Want to learn more about the harmful effects of a sugar-laden diet? Read our blog, “SUGAR: The Bitter Effects.”

6. Make a Plan: Many times, when you overeat, it can feel like you’re losing control. Own your fitness and jumpstart your motivation by planning your next meal and workout.

7. Make some Moves: After a big meal or days of unhealthy eating, you’ll likely feel sluggish. Rather than post-up on the couch while you digest, get moving! It may not be in your best interest to sprint around the block with cheese dip and a White Russian sloshing in your gut, but going for a brisk walk can reinvigorate you while delivering oxygen to your digestive tract. Try some yoga to help move some of that food through. Here are some yoga poses for digestion.

8. Wait to Weigh: Weighing yourself immediately after a binge can be a false representation of your actual weight gain. Not only will the actual weight of the food in your belly tip the scale, but excess sugar, salt, and starch can make you retain water, which will flush out over time. Rather than risking the post-binge blues that accompanies a skewed scale reading, weigh yourself after a couple days of normal eating and exercise.

9. Assess your strategy: If you find yourself mid-binge far too often, the behavior might be the symptom of a more systematic problem. Seemingly uncontrollable urges to mow-down may be your body’s response to a lack of fuel.

For a few days, monitor your calorie intake and compare your daily carb, protein, and fat intake with the number of calories you burn during your regular exercise routine. Your “lack of willpower” may just be your body’s way of telling you it needs more calories to sustain your activity level. Refuel with the good stuff!

If you’re sure you’re fueling your body adequately with healthy carbs, fats, and proteins, your desire to binge could be linked to your mood or stress level. Read more about why we crave what we do in our blog, “JUNK FOOD: Why We Crave It and How to Quit It.”

10. Seek Some Support: If you feel like you’re constantly out of control when it comes to your eating and drinking habits and you’ve tried making changes to your diet and exercise routine, don’t be afraid to seek support from a friend or professional.

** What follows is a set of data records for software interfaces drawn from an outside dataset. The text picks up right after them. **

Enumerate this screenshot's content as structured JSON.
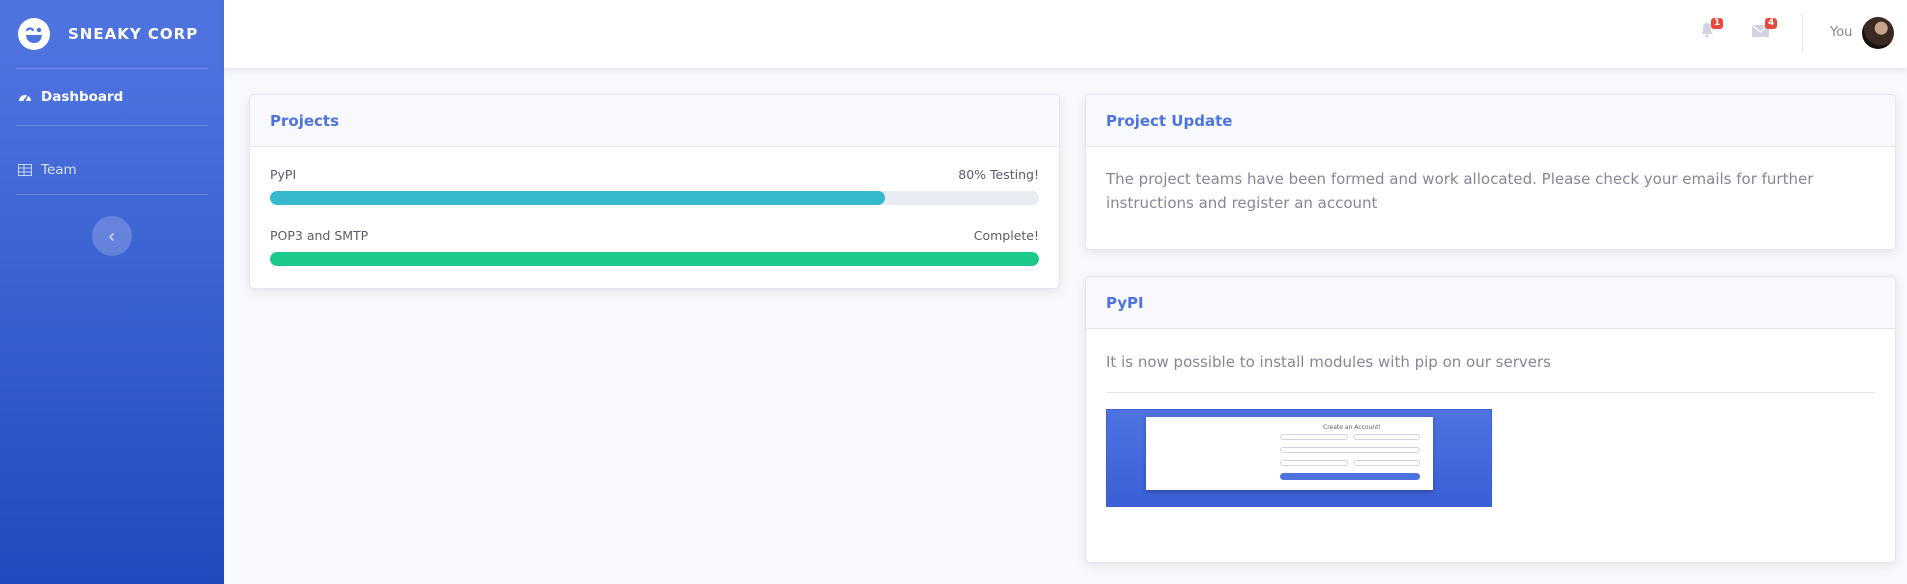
{
  "sidebar": {
    "brand": "SNEAKY CORP",
    "items": [
      {
        "label": "Dashboard",
        "icon": "tachometer-icon",
        "active": true
      },
      {
        "label": "Team",
        "icon": "table-icon",
        "active": false
      }
    ],
    "toggle_icon": "chevron-left-icon"
  },
  "topbar": {
    "alerts_count": "1",
    "messages_count": "4",
    "user_name": "You"
  },
  "projects_card": {
    "title": "Projects",
    "items": [
      {
        "name": "PyPI",
        "status": "80% Testing!",
        "progress": 80,
        "color": "#36b9cc"
      },
      {
        "name": "POP3 and SMTP",
        "status": "Complete!",
        "progress": 100,
        "color": "#1cc88a"
      }
    ]
  },
  "update_card": {
    "title": "Project Update",
    "text": "The project teams have been formed and work allocated. Please check your emails for further instructions and register an account"
  },
  "pypi_card": {
    "title": "PyPI",
    "text": "It is now possible to install modules with pip on our servers",
    "image_title": "Create an Account!"
  },
  "colors": {
    "primary": "#4e73df",
    "info": "#36b9cc",
    "success": "#1cc88a",
    "danger": "#e74a3b"
  }
}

On the days when you’re on top of your diet and killing it at the gym, it’s all the motivation you need to stay on track. But we all have those days when the sugar cookies beckon and we give-in. It’s okay! Whether you’ve splurged for a few minutes, a day, or even a couple weeks, now is the time to forgive yourself and refocus.